In the first floor atrium, we entered the historical collection where an actual World War II Enigma code machine, uniforms, and other espionage articles of that era were displayed. Only mildly interested in this museum, Lora and Tyler were more eager to learn what I had done. As we moved down the hall past the portraits of the former directors on the way to the front lobby of the main HQS building, I wondered how this part of my story would affect them.
Before your dad and I met…
General Donovan’s impressive larger-than-life-size statue posed near the right front wall under the saying, “Ye shall know the truth, and the truth shall set you free.”
I described his significance as the Chief of the OSS and revealed that I had recently received the Donovan Award for my accomplishments throughout my career. I knew I was planting seeds of curiosity with this comment.
We moved to the center of the lobby where we stood in the center of the oversized CIA medallion emblazoned with the various shades of gray marble. This place and my apparent intimacy with it amazed them.
I walked them to the other side of the lobby where granite stars are carved deeply into the wall. Standing there with my children, I read aloud the inscription above the stars: “In Honor of Those Members of the Central Intelligence Agency Who Gave Their Lives in the Service of Their Country.”
We sat on the bench facing this imposing, yet silent, wall of stars.
How do you reveal to your children that you had a life long before them, before their father, and before our quiet family home in Annandale, Virginia?
Tears came to my eyes as I looked at my children who saw my welling emotion.
“I was married once before your father. His name was John Peterson. We met in college.” I looked into their eyes as they stared at me, unbelieving and silent. “He was a Green Beret in Vietnam and then he joined the CIA. He was a brave, wonderful man.”
Quietly I continued. “He was killed in 1972.”
They blinked. Tears rolled down my cheeks. I turned to the stars and whispered, “John’s star is here.” I moved to the wall and gently touched the star I knew was his. They followed me, Lora’s small hand lovingly and gently taking mine. Tyler slipped his arm protectively around me, both sharing my newly revealed sadness.
Moments passed in silence. I pointed to John’s star in the glass-framed book beneath the stars containing a mix of names and anonymous spaces for each star on the wall. After we stood together unspeaking and looking at the wall of stars, they each touched John’s star, tenderly, as I had. They understood.
But I knew they would have more questions after they reflected on this new reality.
Without words, we walked back up the stairs and headed to the more current exhibit of Cold War spy paraphernalia on loan from Keith Melton, the spy gear authority and collector.
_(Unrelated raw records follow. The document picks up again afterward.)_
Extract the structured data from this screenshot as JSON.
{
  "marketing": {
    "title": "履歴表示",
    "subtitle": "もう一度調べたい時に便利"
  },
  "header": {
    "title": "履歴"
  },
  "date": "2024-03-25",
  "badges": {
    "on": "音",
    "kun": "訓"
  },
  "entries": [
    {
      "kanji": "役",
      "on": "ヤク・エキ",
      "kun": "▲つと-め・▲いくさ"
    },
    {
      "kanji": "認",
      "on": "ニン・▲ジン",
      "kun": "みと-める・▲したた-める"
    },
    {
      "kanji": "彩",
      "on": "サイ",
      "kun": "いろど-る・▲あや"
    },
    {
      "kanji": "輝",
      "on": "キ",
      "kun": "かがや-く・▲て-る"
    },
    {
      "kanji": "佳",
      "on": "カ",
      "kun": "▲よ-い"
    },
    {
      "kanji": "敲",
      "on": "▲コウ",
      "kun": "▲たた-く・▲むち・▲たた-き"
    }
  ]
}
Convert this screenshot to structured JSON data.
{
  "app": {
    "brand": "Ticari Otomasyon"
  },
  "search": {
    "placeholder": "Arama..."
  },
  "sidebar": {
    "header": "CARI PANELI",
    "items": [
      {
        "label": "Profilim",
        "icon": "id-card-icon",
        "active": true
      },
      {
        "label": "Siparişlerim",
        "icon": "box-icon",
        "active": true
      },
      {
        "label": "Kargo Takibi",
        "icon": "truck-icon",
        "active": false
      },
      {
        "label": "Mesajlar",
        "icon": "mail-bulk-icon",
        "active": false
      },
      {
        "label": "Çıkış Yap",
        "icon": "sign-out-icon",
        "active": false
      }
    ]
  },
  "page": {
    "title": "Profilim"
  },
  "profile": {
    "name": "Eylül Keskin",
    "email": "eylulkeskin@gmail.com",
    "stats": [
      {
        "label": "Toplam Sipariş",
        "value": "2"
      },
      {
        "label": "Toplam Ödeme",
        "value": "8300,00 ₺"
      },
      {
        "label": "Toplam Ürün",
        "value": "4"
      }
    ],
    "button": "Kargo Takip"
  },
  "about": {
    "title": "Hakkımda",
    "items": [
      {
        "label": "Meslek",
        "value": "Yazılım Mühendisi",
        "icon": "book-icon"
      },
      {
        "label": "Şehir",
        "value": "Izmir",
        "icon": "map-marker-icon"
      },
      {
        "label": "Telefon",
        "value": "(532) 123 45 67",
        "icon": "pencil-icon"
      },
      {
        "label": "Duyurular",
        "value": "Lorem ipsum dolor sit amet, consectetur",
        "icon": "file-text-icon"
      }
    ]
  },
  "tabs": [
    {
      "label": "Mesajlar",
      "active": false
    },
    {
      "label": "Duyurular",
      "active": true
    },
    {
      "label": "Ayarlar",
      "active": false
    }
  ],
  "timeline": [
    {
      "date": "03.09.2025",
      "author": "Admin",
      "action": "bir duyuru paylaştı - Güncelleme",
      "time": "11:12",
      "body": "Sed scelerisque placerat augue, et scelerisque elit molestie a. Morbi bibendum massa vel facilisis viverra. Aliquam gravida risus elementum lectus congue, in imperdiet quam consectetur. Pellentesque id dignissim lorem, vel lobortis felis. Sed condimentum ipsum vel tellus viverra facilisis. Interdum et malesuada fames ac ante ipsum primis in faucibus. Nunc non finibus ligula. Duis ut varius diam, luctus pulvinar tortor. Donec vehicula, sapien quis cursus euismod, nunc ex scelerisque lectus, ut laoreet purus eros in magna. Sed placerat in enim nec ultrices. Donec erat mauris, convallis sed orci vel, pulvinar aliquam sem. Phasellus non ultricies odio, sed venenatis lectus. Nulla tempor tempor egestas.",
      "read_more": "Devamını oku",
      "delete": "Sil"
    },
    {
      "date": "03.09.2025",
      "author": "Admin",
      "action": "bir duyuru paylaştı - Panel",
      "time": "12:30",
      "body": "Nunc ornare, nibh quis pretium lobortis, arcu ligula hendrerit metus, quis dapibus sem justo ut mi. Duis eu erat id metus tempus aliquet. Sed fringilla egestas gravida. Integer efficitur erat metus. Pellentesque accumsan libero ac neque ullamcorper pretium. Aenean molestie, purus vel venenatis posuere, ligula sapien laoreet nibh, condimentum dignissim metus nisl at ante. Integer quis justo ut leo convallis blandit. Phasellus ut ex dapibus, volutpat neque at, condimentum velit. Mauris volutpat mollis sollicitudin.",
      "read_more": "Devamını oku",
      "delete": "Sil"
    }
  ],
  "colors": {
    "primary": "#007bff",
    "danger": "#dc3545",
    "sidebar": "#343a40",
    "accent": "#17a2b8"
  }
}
I knew this would interest them, especially my connection to the articles on display. The glass cases and wall exhibits, I explained with new animation, contained actual spy paraphernalia that Melton had collected after the fall of the Soviet Union. Among the items were miniature cameras, concealed daggers and guns, gas masks, Berlin Wall barbed wire, miniature listening devices and all kinds of concealment devices - all the cool spy gear that made spy thrillers exciting.
Tyler and Lora were eager to know whether I had used any of this and what I had done. I told them to wait until we had lunch in the cafeteria when I would tell them the rest of my story.
I thought to my self that maybe this was too much for them to absorb all in one day.
Mom a CIA spy. Mom married before. And now the Moscow story.